INSTRUCTIONS FOR THE TASK ▸ Give an unaltered copy of the listing below, minus its pictures.

RAW DATA ▸
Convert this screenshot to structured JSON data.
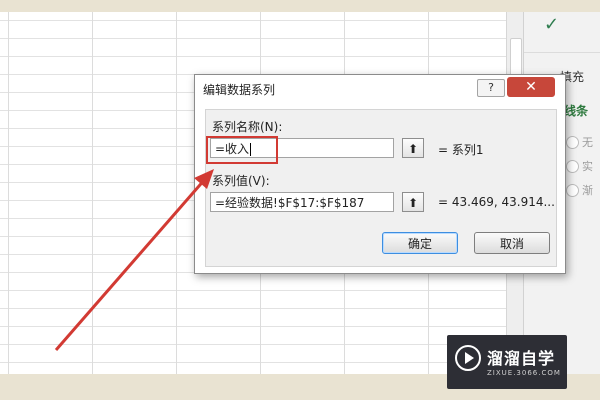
{
  "dialog": {
    "title": "编辑数据系列",
    "help_label": "?",
    "close_label": "✕",
    "series_name": {
      "label": "系列名称(N):",
      "value": "=收入",
      "preview": "= 系列1"
    },
    "series_values": {
      "label": "系列值(V):",
      "value": "=经验数据!$F$17:$F$187",
      "preview": "= 43.469, 43.914..."
    },
    "ok_label": "确定",
    "cancel_label": "取消"
  },
  "side_pane": {
    "fill_label": "填充",
    "line_label": "线条",
    "options": [
      "无",
      "实",
      "渐"
    ]
  },
  "watermark": {
    "name": "溜溜自学",
    "url": "ZIXUE.3066.COM"
  },
  "colors": {
    "highlight": "#d23a33",
    "close_button": "#c7473a",
    "accent_green": "#2e7a3f"
  }
}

SOLUTION TO THIS TASK ▸
Convert this screenshot to structured JSON data.
{
  "dialog": {
    "title": "编辑数据系列",
    "help_label": "?",
    "close_label": "✕",
    "series_name": {
      "label": "系列名称(N):",
      "value": "=收入",
      "preview": "= 系列1"
    },
    "series_values": {
      "label": "系列值(V):",
      "value": "=经验数据!$F$17:$F$187",
      "preview": "= 43.469, 43.914..."
    },
    "ok_label": "确定",
    "cancel_label": "取消"
  },
  "side_pane": {
    "fill_label": "填充",
    "line_label": "线条",
    "options": [
      "无",
      "实",
      "渐"
    ]
  },
  "watermark": {
    "name": "溜溜自学",
    "url": "ZIXUE.3066.COM"
  },
  "colors": {
    "highlight": "#d23a33",
    "close_button": "#c7473a",
    "accent_green": "#2e7a3f"
  }
}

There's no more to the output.